Data for this exercise |
· · · ·
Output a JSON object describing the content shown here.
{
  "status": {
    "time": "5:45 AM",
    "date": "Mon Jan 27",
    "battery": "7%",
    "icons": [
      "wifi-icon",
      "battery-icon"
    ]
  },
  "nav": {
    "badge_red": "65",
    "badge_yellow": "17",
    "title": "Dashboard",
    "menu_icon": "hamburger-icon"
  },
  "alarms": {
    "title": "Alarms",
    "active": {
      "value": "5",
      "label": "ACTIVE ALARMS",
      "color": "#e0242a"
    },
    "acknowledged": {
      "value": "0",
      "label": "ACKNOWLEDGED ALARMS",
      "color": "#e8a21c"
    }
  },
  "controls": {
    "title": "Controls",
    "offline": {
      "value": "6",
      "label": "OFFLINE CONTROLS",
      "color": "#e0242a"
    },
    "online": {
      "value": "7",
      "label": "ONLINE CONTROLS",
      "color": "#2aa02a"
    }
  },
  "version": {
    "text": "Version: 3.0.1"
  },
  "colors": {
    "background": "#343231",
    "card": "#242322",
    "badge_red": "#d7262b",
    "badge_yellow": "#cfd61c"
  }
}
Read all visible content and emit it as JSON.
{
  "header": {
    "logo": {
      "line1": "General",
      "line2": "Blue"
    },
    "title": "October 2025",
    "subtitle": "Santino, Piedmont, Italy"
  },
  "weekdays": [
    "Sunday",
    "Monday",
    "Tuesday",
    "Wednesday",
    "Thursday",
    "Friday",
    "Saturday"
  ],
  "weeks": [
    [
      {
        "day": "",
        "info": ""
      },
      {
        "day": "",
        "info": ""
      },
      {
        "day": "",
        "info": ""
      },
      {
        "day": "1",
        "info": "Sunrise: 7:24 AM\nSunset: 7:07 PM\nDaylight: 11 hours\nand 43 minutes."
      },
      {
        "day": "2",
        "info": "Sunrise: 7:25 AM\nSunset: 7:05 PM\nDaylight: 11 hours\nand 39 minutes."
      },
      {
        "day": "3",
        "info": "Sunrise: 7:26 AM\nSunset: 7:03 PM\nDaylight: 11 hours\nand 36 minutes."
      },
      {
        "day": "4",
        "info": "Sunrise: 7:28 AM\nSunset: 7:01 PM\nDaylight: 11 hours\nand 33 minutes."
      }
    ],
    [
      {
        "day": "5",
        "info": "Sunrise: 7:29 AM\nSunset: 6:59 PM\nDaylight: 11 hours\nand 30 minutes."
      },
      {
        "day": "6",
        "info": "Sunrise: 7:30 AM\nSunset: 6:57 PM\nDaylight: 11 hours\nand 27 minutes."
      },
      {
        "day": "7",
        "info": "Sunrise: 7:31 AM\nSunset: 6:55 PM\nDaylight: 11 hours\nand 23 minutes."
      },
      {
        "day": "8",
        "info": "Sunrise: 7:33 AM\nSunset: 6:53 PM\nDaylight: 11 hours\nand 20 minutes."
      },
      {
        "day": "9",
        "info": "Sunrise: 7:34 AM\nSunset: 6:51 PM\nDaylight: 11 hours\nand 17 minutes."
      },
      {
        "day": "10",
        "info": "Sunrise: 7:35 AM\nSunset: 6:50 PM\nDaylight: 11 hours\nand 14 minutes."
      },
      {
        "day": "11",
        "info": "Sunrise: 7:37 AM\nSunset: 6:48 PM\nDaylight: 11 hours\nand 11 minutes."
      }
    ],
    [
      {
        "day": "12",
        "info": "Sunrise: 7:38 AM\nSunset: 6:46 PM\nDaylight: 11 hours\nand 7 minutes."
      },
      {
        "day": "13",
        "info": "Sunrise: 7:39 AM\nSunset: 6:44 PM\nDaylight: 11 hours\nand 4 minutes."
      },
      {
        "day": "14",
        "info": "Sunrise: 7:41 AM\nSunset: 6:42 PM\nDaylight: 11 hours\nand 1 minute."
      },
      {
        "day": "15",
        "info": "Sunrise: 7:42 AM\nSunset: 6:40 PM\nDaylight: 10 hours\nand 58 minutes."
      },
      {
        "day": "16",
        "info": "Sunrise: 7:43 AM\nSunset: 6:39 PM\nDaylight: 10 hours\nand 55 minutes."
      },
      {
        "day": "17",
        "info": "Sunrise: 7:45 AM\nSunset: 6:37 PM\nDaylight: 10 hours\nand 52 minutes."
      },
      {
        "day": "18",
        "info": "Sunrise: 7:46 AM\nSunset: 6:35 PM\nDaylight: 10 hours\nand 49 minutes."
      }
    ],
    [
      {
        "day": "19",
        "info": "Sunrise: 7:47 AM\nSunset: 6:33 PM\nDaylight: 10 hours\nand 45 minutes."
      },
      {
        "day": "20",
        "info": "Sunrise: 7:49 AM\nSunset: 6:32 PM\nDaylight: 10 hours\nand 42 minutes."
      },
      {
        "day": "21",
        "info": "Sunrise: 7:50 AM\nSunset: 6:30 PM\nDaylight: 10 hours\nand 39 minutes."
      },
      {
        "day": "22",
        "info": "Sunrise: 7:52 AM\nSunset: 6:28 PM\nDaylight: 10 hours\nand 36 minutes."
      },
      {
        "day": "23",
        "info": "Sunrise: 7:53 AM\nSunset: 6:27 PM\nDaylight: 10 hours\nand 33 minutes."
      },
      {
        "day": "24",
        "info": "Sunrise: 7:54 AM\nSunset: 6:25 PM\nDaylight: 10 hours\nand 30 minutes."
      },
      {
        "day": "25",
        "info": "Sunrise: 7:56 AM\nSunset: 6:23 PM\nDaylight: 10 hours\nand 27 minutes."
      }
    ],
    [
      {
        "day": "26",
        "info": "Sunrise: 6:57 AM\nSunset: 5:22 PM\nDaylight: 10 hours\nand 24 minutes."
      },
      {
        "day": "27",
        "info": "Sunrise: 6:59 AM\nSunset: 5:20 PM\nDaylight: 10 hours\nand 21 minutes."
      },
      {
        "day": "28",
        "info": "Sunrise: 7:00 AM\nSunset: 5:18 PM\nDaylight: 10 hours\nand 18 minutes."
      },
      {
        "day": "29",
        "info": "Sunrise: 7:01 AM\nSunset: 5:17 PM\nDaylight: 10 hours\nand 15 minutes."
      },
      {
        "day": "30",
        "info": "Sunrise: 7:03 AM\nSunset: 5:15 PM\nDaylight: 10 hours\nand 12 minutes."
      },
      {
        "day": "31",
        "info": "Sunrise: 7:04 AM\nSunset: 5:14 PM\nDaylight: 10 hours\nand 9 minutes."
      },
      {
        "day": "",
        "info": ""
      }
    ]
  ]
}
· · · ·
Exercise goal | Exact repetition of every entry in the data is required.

Response area |
Output a JSON object describing the content shown here.
{
  "status": {
    "time": "5:45 AM",
    "date": "Mon Jan 27",
    "battery": "7%",
    "icons": [
      "wifi-icon",
      "battery-icon"
    ]
  },
  "nav": {
    "badge_red": "65",
    "badge_yellow": "17",
    "title": "Dashboard",
    "menu_icon": "hamburger-icon"
  },
  "alarms": {
    "title": "Alarms",
    "active": {
      "value": "5",
      "label": "ACTIVE ALARMS",
      "color": "#e0242a"
    },
    "acknowledged": {
      "value": "0",
      "label": "ACKNOWLEDGED ALARMS",
      "color": "#e8a21c"
    }
  },
  "controls": {
    "title": "Controls",
    "offline": {
      "value": "6",
      "label": "OFFLINE CONTROLS",
      "color": "#e0242a"
    },
    "online": {
      "value": "7",
      "label": "ONLINE CONTROLS",
      "color": "#2aa02a"
    }
  },
  "version": {
    "text": "Version: 3.0.1"
  },
  "colors": {
    "background": "#343231",
    "card": "#242322",
    "badge_red": "#d7262b",
    "badge_yellow": "#cfd61c"
  }
}
Read all visible content and emit it as JSON.
{
  "header": {
    "logo": {
      "line1": "General",
      "line2": "Blue"
    },
    "title": "October 2025",
    "subtitle": "Santino, Piedmont, Italy"
  },
  "weekdays": [
    "Sunday",
    "Monday",
    "Tuesday",
    "Wednesday",
    "Thursday",
    "Friday",
    "Saturday"
  ],
  "weeks": [
    [
      {
        "day": "",
        "info": ""
      },
      {
        "day": "",
        "info": ""
      },
      {
        "day": "",
        "info": ""
      },
      {
        "day": "1",
        "info": "Sunrise: 7:24 AM\nSunset: 7:07 PM\nDaylight: 11 hours\nand 43 minutes."
      },
      {
        "day": "2",
        "info": "Sunrise: 7:25 AM\nSunset: 7:05 PM\nDaylight: 11 hours\nand 39 minutes."
      },
      {
        "day": "3",
        "info": "Sunrise: 7:26 AM\nSunset: 7:03 PM\nDaylight: 11 hours\nand 36 minutes."
      },
      {
        "day": "4",
        "info": "Sunrise: 7:28 AM\nSunset: 7:01 PM\nDaylight: 11 hours\nand 33 minutes."
      }
    ],
    [
      {
        "day": "5",
        "info": "Sunrise: 7:29 AM\nSunset: 6:59 PM\nDaylight: 11 hours\nand 30 minutes."
      },
      {
        "day": "6",
        "info": "Sunrise: 7:30 AM\nSunset: 6:57 PM\nDaylight: 11 hours\nand 27 minutes."
      },
      {
        "day": "7",
        "info": "Sunrise: 7:31 AM\nSunset: 6:55 PM\nDaylight: 11 hours\nand 23 minutes."
      },
      {
        "day": "8",
        "info": "Sunrise: 7:33 AM\nSunset: 6:53 PM\nDaylight: 11 hours\nand 20 minutes."
      },
      {
        "day": "9",
        "info": "Sunrise: 7:34 AM\nSunset: 6:51 PM\nDaylight: 11 hours\nand 17 minutes."
      },
      {
        "day": "10",
        "info": "Sunrise: 7:35 AM\nSunset: 6:50 PM\nDaylight: 11 hours\nand 14 minutes."
      },
      {
        "day": "11",
        "info": "Sunrise: 7:37 AM\nSunset: 6:48 PM\nDaylight: 11 hours\nand 11 minutes."
      }
    ],
    [
      {
        "day": "12",
        "info": "Sunrise: 7:38 AM\nSunset: 6:46 PM\nDaylight: 11 hours\nand 7 minutes."
      },
      {
        "day": "13",
        "info": "Sunrise: 7:39 AM\nSunset: 6:44 PM\nDaylight: 11 hours\nand 4 minutes."
      },
      {
        "day": "14",
        "info": "Sunrise: 7:41 AM\nSunset: 6:42 PM\nDaylight: 11 hours\nand 1 minute."
      },
      {
        "day": "15",
        "info": "Sunrise: 7:42 AM\nSunset: 6:40 PM\nDaylight: 10 hours\nand 58 minutes."
      },
      {
        "day": "16",
        "info": "Sunrise: 7:43 AM\nSunset: 6:39 PM\nDaylight: 10 hours\nand 55 minutes."
      },
      {
        "day": "17",
        "info": "Sunrise: 7:45 AM\nSunset: 6:37 PM\nDaylight: 10 hours\nand 52 minutes."
      },
      {
        "day": "18",
        "info": "Sunrise: 7:46 AM\nSunset: 6:35 PM\nDaylight: 10 hours\nand 49 minutes."
      }
    ],
    [
      {
        "day": "19",
        "info": "Sunrise: 7:47 AM\nSunset: 6:33 PM\nDaylight: 10 hours\nand 45 minutes."
      },
      {
        "day": "20",
        "info": "Sunrise: 7:49 AM\nSunset: 6:32 PM\nDaylight: 10 hours\nand 42 minutes."
      },
      {
        "day": "21",
        "info": "Sunrise: 7:50 AM\nSunset: 6:30 PM\nDaylight: 10 hours\nand 39 minutes."
      },
      {
        "day": "22",
        "info": "Sunrise: 7:52 AM\nSunset: 6:28 PM\nDaylight: 10 hours\nand 36 minutes."
      },
      {
        "day": "23",
        "info": "Sunrise: 7:53 AM\nSunset: 6:27 PM\nDaylight: 10 hours\nand 33 minutes."
      },
      {
        "day": "24",
        "info": "Sunrise: 7:54 AM\nSunset: 6:25 PM\nDaylight: 10 hours\nand 30 minutes."
      },
      {
        "day": "25",
        "info": "Sunrise: 7:56 AM\nSunset: 6:23 PM\nDaylight: 10 hours\nand 27 minutes."
      }
    ],
    [
      {
        "day": "26",
        "info": "Sunrise: 6:57 AM\nSunset: 5:22 PM\nDaylight: 10 hours\nand 24 minutes."
      },
      {
        "day": "27",
        "info": "Sunrise: 6:59 AM\nSunset: 5:20 PM\nDaylight: 10 hours\nand 21 minutes."
      },
      {
        "day": "28",
        "info": "Sunrise: 7:00 AM\nSunset: 5:18 PM\nDaylight: 10 hours\nand 18 minutes."
      },
      {
        "day": "29",
        "info": "Sunrise: 7:01 AM\nSunset: 5:17 PM\nDaylight: 10 hours\nand 15 minutes."
      },
      {
        "day": "30",
        "info": "Sunrise: 7:03 AM\nSunset: 5:15 PM\nDaylight: 10 hours\nand 12 minutes."
      },
      {
        "day": "31",
        "info": "Sunrise: 7:04 AM\nSunset: 5:14 PM\nDaylight: 10 hours\nand 9 minutes."
      },
      {
        "day": "",
        "info": ""
      }
    ]
  ]
}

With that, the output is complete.